$1 from each Constitution cocktail sold during Capitol Hill Ocean Week will benefit the National Marine Sanctuary Foundation. Constitution –beefeater gin, chamomile, ginger, blueberries, lemon, seltzer.

Farmers and Distillers
600 Mass Ave NW
Washington, DC 20001

Sponsorships

The generosity of our sponsors enables the National Marine Sanctuary Foundation to offer “open source” programming. That brings together hundreds of people from diverse backgrounds to engage in the discussion of critical issues and the formulation of new ideas. Click here for sponsorship information and opportunities.

LEARN MORE

Keynote speakers

Meet our most valued speakes

Ruth Perry, Ph.D. – Speaker

Marine Scientist and Regulatory Policy Specialist - Shell Exploration and Production Company

Dr. Ruth Perry joined Shell Oil Company as a Marine Scientist and Regulatory Policy Specialist in 2014. She integrates marine

Ms. Judy St. Leger – Speaker

Corporate Vice-President of Research and Science - SeaWorld Parks and Entertainment

Dr. Judy St. Leger is the Vice-President of Research and Science for SeaWorld Parks and Entertainment. She works with univers

    Mr. Brett Veerhusen – Speaker

    Ocean Strategies - Principal

    Ocean Strategies founder Brett Veerhusen is a seasoned organization and coalition strategist. A lifelong Alaskan commercial f

    Joseph Salisbury, Ph.D. – Speaker

    Ocean Processes Analysis Laboratory - Associate Research Professor

    My interests focus on the biogeochemistry and ecology of coastal regions, particularly those influenced by riverine processes

      Nichole N. Price, Ph.D. – Speaker

      Bigelow Laboratory for Ocean Sciences - Senior Research Scientist

      Nichole Price is a Senior Research Scientist and Director of a new center focused on securing sustainable, nutritious, and sa

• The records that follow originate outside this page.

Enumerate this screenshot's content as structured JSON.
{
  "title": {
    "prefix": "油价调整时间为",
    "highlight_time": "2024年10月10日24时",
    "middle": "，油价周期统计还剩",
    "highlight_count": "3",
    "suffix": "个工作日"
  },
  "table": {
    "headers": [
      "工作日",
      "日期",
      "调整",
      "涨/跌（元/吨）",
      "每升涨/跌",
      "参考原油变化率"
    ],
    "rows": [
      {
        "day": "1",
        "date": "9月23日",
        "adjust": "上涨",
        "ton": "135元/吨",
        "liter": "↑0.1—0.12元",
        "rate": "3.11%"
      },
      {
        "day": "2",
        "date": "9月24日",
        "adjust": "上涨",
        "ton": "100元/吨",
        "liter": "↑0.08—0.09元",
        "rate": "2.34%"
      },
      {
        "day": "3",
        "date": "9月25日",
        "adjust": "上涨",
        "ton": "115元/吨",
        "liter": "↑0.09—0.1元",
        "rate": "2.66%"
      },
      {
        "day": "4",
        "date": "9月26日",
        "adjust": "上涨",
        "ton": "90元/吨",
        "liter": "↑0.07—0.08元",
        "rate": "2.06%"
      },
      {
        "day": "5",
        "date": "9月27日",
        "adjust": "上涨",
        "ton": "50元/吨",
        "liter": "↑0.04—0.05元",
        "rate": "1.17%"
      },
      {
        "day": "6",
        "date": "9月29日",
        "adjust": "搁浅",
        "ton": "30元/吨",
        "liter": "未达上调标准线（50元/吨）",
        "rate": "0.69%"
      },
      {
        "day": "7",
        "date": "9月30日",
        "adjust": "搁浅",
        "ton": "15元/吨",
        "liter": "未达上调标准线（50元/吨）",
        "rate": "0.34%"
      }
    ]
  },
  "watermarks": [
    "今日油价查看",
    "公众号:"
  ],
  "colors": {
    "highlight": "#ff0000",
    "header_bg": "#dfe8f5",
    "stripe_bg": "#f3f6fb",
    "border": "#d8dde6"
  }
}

      Karina J. Nielsen, Ph.D. – Speaker

      Estuary & Ocean Science Center, San Francisco State University - Director, Professor of Biology

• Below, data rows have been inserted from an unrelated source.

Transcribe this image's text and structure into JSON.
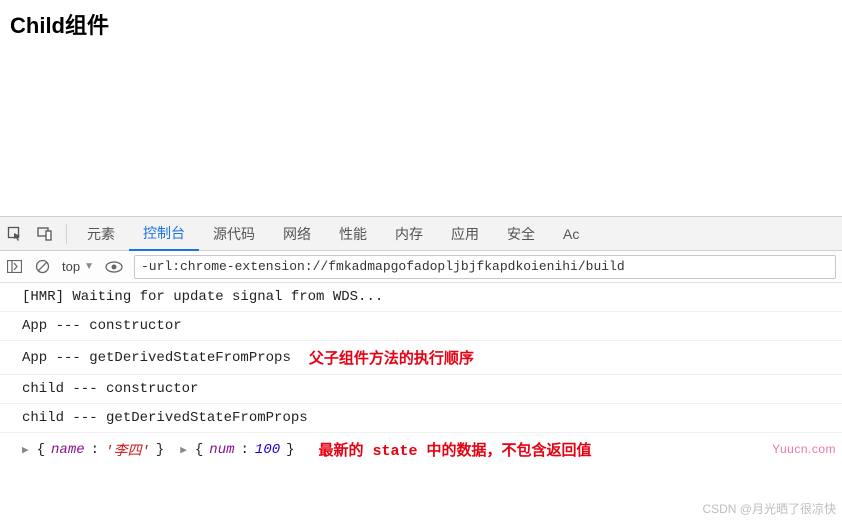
{
  "heading": "Child组件",
  "tabs": {
    "items": [
      "元素",
      "控制台",
      "源代码",
      "网络",
      "性能",
      "内存",
      "应用",
      "安全",
      "Ac"
    ],
    "activeIndex": 1
  },
  "toolbar": {
    "context": "top",
    "filter_value": "-url:chrome-extension://fmkadmapgofadopljbjfkapdkoienihi/build"
  },
  "console": {
    "lines": [
      "[HMR] Waiting for update signal from WDS...",
      "App --- constructor",
      "App --- getDerivedStateFromProps",
      "child --- constructor",
      "child --- getDerivedStateFromProps"
    ],
    "annotations": {
      "line2": "父子组件方法的执行顺序",
      "objline": "最新的 state 中的数据，不包含返回值"
    },
    "obj1": {
      "key": "name",
      "value": "'李四'"
    },
    "obj2": {
      "key": "num",
      "value": "100"
    }
  },
  "watermark1": "Yuucn.com",
  "watermark2": "CSDN @月光晒了很凉快"
}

      Karina Nielsen is Director of the Estuary & Ocean Science Center and a Professor of Biology at San Francisco State University

      Newsletter signup

      Event Registration

      Ocean Awards Gala
      $350 per person
      • Pre-dinner cocktail reception sponsored by McDonald's Corporation
      • Dinner featuring sustainable seafood options
      • Post-program dessert reception
      • This event is currently sold out. We are accepting names for our waiting list
      WAITING LIST
      CHOW 2018
      FREE
      • Access to all conference sessions
      • Snacks and beverages throughout the day
      • Free Wi-Fi in conference areas
      • The opportunity to network with leaders in ocean and Great Lakes conservation
      • Pre-registration is now closed. On-site registration is available on June 5 and 6
      CONTACT US
      Capitol Hill Day
      FREE
      • Breakfast panel featuring Congressional staff
      • The opportunity to engage your elected officials about ocean issues
      • Evening networking reception
      • Registration for this event is now closed
      CONTACT US

      Presenting Sponsors

      these awesome companies support us

      Supporting Sponsors

      Location

      • 1300 Pennsylvania Ave NW, Washington, DC 20004
      • conference@marinesanctuary.org
      • 301.608.3040
      • 9:00 AM - 5:00 PM